Das Lied der Liebe
Count Richard Auerspach has gambling debts. His cousin Franz Auerspach can help him out but wants some assistance in return. Franz aspires to marry the young Baroness Paulette, but is currently involved with Lotte Hohenberg, a non-aristocratic actress from the Burgtheater. Their plan is that the handsome Richard will help avoid any scandal by attracting Lotte’s attention and take her out of Vienna on a winter trip to Capri. Of course, everything turns out quite differently. Richard encounters Paulette by chance in a remote garrison town and falls in love with her, after turning him down, Richard pursues her. Richard re-encounters Paulette by chance at a charity function in Lotte’s palace in Vienna. Although we learn that Paulette and Lotte are friends both conceal their love for Franz from each another: Lotte is unaware that the wedding of Franz and Paulette is already being organised behind her back. Paulette is however equally unaware that her Franz has a relationship with Lotte. Shocked by a photo of Lotte and Franz signed with a rapturous dedication by Franz, Paulette resolves that she cannot marry under these circumstances. Paulette’s change of heart should play into Richard’s hands, but fate has another blow in store for him: as Paulette is standing in for her friend in the entrance hall (Lotte has been called to the theatre at short notice), Richard believes that that the women he sees must be Lotte, the individual whom he is to whisk off to Capri for his cousin. When Paulette – who has warmed to Richard’s advances – realises that Richard’s courtship is built on the basis of repaying gambling debts, she rejects him again. Richard is full of remorse and retreats to the countryside. A few months later, he is ﬁnally able to embrace the woman he truly loves in his arms.
‘I am in principle an enemy of any form of adaptation. As a self-creating artist, I cannot hold any other standpoint’ Erich Wolfgang Korngold wrote in 1933, and yet he acted contrarily to his convictions with Das Lied der Liebe. Why was that? With his adaptations, Korngold gave the classical operetta, in particular the old-fashioned Viennese operetta, a new lease of life.
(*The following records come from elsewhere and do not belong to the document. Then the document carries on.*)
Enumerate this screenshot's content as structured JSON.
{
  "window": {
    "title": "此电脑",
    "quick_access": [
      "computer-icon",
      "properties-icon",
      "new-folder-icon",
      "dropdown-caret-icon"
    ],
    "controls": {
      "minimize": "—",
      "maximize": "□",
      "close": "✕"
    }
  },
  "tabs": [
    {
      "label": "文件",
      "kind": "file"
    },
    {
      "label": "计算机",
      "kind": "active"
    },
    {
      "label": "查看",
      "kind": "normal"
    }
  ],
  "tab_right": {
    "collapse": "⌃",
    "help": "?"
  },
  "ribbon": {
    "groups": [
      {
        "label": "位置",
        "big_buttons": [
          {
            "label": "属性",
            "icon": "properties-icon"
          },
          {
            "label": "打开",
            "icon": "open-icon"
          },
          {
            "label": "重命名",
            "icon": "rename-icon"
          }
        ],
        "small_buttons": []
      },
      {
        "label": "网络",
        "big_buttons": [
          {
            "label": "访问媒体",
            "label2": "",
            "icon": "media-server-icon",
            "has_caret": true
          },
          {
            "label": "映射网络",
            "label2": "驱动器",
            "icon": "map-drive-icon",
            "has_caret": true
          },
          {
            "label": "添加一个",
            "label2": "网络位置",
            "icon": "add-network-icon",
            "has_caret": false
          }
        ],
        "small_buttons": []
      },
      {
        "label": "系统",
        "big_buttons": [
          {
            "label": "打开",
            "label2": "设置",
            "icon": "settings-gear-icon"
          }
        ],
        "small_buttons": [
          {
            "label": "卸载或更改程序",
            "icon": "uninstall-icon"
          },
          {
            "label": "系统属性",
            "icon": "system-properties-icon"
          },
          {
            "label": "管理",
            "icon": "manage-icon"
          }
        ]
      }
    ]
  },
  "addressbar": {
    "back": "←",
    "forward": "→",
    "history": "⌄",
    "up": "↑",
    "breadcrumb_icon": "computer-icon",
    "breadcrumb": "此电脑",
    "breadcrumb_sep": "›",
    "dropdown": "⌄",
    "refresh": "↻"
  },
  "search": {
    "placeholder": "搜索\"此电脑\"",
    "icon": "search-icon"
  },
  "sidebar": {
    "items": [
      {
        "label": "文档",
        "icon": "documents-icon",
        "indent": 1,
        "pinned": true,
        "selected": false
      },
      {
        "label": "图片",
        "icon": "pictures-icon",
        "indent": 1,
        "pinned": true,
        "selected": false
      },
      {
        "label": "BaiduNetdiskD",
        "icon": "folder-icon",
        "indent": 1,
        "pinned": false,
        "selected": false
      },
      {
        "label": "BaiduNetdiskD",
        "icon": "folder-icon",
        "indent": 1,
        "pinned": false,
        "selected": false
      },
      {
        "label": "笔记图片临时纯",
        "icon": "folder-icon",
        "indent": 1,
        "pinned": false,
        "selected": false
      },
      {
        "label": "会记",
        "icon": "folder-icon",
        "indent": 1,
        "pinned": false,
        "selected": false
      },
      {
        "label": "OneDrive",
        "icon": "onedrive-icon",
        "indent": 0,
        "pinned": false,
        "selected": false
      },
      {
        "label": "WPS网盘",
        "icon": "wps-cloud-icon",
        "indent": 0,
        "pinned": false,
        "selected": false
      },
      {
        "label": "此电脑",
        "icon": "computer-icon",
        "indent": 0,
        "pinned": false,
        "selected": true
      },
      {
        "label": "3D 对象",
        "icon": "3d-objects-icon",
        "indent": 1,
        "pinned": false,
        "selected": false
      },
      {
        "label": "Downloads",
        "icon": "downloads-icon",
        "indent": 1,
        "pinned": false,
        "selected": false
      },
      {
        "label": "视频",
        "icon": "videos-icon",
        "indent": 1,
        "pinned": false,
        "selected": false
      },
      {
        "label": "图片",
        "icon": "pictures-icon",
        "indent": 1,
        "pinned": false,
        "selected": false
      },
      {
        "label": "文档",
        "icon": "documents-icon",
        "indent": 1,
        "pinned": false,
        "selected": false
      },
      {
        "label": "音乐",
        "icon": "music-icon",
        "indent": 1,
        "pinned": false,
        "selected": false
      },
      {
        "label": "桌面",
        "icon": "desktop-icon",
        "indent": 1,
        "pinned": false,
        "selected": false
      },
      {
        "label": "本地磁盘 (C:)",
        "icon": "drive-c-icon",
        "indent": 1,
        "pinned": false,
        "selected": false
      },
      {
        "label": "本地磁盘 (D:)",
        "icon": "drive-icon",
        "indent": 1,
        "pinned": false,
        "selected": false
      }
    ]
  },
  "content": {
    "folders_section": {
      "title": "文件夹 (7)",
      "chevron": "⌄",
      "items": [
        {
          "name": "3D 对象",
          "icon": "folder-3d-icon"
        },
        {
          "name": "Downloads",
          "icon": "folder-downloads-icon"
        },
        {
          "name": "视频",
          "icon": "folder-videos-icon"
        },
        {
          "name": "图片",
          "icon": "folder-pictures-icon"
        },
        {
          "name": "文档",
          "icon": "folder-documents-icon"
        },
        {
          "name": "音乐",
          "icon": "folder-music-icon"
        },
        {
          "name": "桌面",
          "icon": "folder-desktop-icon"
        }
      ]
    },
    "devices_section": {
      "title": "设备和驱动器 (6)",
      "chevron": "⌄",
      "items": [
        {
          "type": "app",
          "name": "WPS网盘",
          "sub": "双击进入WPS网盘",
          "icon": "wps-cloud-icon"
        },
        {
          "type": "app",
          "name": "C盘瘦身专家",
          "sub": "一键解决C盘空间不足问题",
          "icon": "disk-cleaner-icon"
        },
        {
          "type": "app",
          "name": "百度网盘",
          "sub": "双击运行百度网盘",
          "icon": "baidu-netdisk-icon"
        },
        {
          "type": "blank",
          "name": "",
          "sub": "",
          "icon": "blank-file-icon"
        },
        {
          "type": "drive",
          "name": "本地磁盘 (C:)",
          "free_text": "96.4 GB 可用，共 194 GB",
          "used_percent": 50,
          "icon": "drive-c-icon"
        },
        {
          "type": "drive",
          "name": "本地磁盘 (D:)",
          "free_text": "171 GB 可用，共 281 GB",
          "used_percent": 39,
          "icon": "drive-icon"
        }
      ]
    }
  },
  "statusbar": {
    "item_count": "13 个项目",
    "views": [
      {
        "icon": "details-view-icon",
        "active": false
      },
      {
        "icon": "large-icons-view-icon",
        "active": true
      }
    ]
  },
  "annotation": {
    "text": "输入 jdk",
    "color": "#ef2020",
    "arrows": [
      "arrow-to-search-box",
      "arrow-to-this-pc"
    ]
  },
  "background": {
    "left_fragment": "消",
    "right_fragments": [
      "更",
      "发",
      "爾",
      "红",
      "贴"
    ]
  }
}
Despite receiving many offers of ‘serious’ stage works, he deliberately resolved to devote some of the best years of his career to this genre which not only brought a good income and kept his father at bay but was also for him an artistic necessity. Within this sphere, he felt particularly attracted by the music of Johann Strauß. Back in 1923, he had made an adaptation of Eine Nacht in Venedig. Towards the end of the 1920s, he created his version of Fledermaus for Max Reinhardt which achieved great notoriety. The composer also enjoyed the trust of Adele Strauß, the widow of Johann. In 1925, she requested him to produce a version of the operetta Das Spitzentuch der Königin which had been premiered in 1880. Unlike in his other adaptations, Korngold created a completely new work: although he adapted numerous passages from the original work for Das Lied der Liebe, he also integrated a variety of other Strauß pieces into the new operetta. The underlying tale involving the poet Miguel de Cervantes set in 16th century Portugal was also completely transformed. Korngold and his librettist Ludwig Herzer transferred the plot of Das Lied der Liebe into the Austro-Hungarian Empire of 1910, thereby recreating the natural interconnection between the musical style and its period of origin. The score is interspersed by well-known waltz melodies such as ‘Roses from the South’. Following the premiere in the Berlin Metropole Theatre on 23 December 1931, Das Lied der Liebe was subsequently performed on a total of seventeen other stages. The role of Richard was perfectly tailored by Korngold for the tenor Richard Tauber, a star of the 1920s and 1930s, who also incorporated several numbers of the operetta into his solo programmes with which he toured the world.